Maryland’s budget crunch means making some hard decisions, and the O’Malley administration is offering an option to state employees who might otherwise face layoffs.
Political reporter Pat Warren has details about the governor’s proposal.READ MORE: Ravens Home Now On Front Line of COVID-19 Battle; M&T Bank Stadium Opens As Latest Maryland Mass Vaccination Site
The O’Malley administration got together with members of the American Federation of State, County and Municipal Employees (AFSCME) union, put their heads together and came up with a buyout.
Furloughs are the price state workers pay for Maryland’s budget woes. A rally in Annapolis last year failed to prevent the days off-no pay that shrink employee paychecks. And workers felt the pinch.
“The fat has been cut, the muscle has been cut, we’re down to the bone,” said Sue Espy at last year’s rally. “What do we want? Public services! When do we want em? Now!”
Now at the end of 2010, a new money saving measure asks employees to end their service in the form of a buyout. The union is all for it.
“Yeah, if they have the opportunity,” said Patrick Moran, AFSCME. “If they think it’s going to serve them well and help them make that next step, we’re encouraging people to do that.”READ MORE: University Of Maryland College Park Students Are Supposed To Be Sequestering Due To COVID-19. A Student Says They Aren't
Between a layoff and a buyout, state workers today prefer the buyout.
“I think it would be a good idea, the people who think it would be an advantage could take it and probably save the state some money,” said one constituent.
“I think its good for those who are getting close to retiring,” said another.
“Ok, great. Well, you know, if it works for some people, I’m all for it,” said another.
And it’s just part of what the state will have to do because the budget deficit estimate is about $1.6 billion, and there’s no way a buyout is going to take care of that.MORE NEWS: Montgomery County Public Schools Adding Over 300 Electric Buses; Aim To Be All-Electric By 2025

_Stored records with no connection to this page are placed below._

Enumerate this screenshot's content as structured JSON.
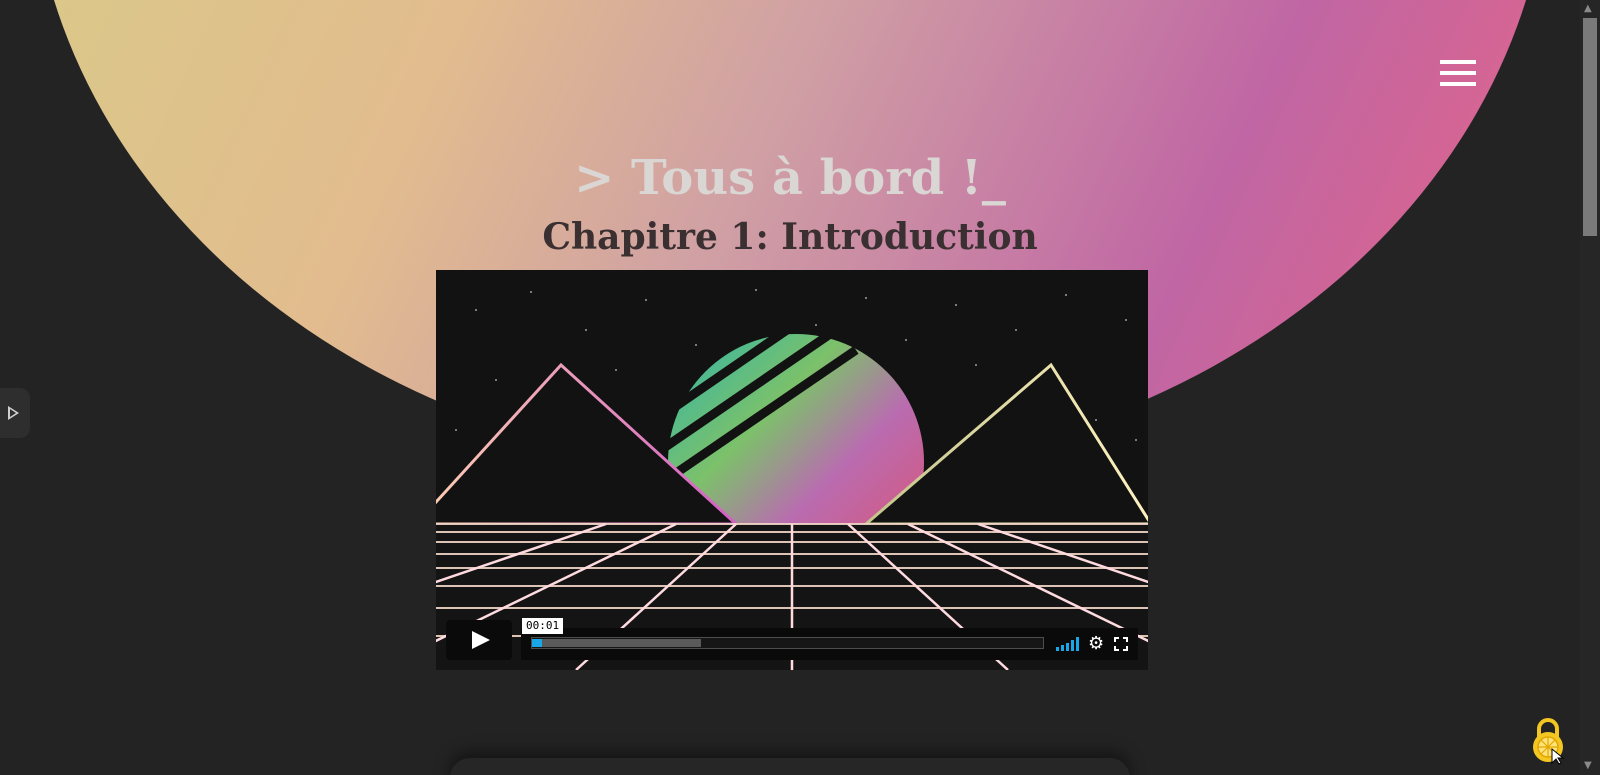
{
  "header": {
    "menu_icon": "hamburger-menu-icon",
    "site_title": "> Tous à bord !_",
    "chapter_title": "Chapitre 1: Introduction"
  },
  "video": {
    "current_time": "00:01",
    "played_fraction": 0.02,
    "buffered_fraction": 0.33,
    "play_icon": "play-icon",
    "volume_icon": "volume-bars-icon",
    "settings_icon": "gear-icon",
    "fullscreen_icon": "fullscreen-icon"
  },
  "side_panel": {
    "toggle_icon": "play-outline-icon"
  },
  "floating": {
    "lock_icon": "padlock-icon"
  },
  "colors": {
    "background": "#232323",
    "gradient_start": "#d8cc88",
    "gradient_mid": "#d0a0a4",
    "gradient_end": "#e26488",
    "progress_accent": "#1aa7e8",
    "lock_yellow": "#f3c622"
  }
}
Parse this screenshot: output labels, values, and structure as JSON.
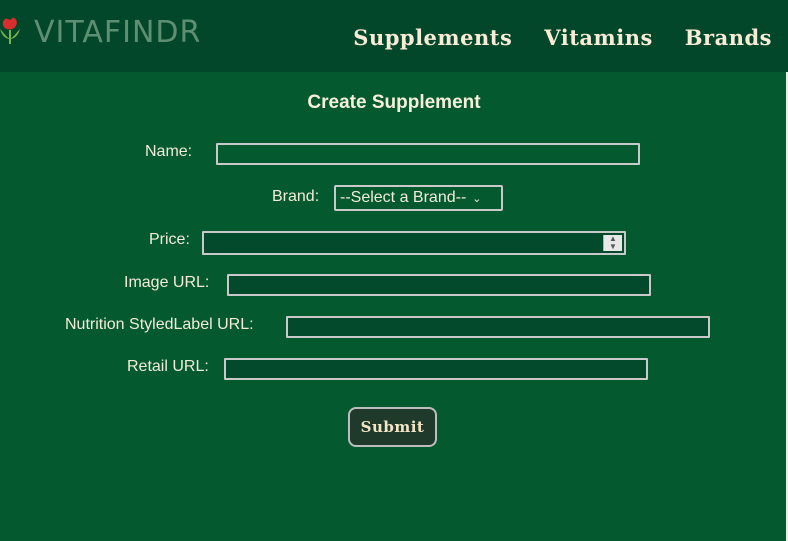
{
  "header": {
    "brand": "VITAFINDR",
    "nav": [
      "Supplements",
      "Vitamins",
      "Brands"
    ]
  },
  "form": {
    "title": "Create Supplement",
    "name_label": "Name:",
    "brand_label": "Brand:",
    "brand_selected": "--Select a Brand--",
    "price_label": "Price:",
    "image_label": "Image URL:",
    "nutrition_label": "Nutrition StyledLabel URL:",
    "retail_label": "Retail URL:",
    "submit_label": "Submit"
  },
  "colors": {
    "background": "#04592e",
    "header": "#03472a",
    "text": "#f3ecd9"
  }
}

It’s a $15,000 buyout with an additional $200 for each year of service.